Almost a quarter of the 85 million pet owners in the U.S. are Hispanic—but only 5% of veterinarians are.
Aside from the companionship, simply owning a pet can help reduce stress, increase physical activity, boost immunity, and improve cardiovascular health. For Dr. Stephanie Jones, the heart health benefits are paramount.
With ever-increasing pressure on veterinary practices to stay afloat in a sea of competition, stress is at an all-time high. Now more than ever, veterinarians need a place to find shelter from the storm.
Dozens of affinity groups are working hard to make veterinary medicine more diverse, but the road ahead is long and difficult. How can you help make the profession more inclusive?
For minority groups, finding a community of peers in a highly homogenous profession can be difficult. At The Ohio State University College of Veterinary Medicine, inclusivity is all important.
In this episode, we celebrate Pride Month to reinforce the importance of DEI in veterinary medicine and to raise awareness of the struggles minority groups face in a largely homogeneous profession.
As the old adage goes, you should never talk about politics at the dinner table—or should you? In this episode, we discuss the sticky subject of dealing with racism from friends and family members.
Talking about racism may be uncomfortable, but it's a necessary part of change.
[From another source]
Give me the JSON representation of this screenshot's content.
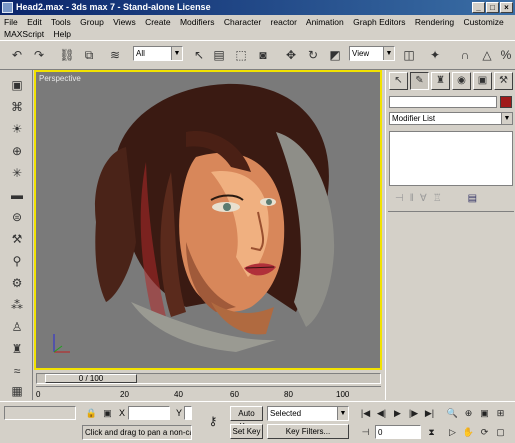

How do you broach such a controversial topic in your social circles?
The veterinary profession has historically been the least diverse field in the U.S. In this episode, we break down how to reverse this deep-rooted trend.
Dr. Mia Cary returns to the show to break down the complicated and layered subject of racism and discrimination—and why we must all "get comfortable with being uncomfortable" in order to effect change.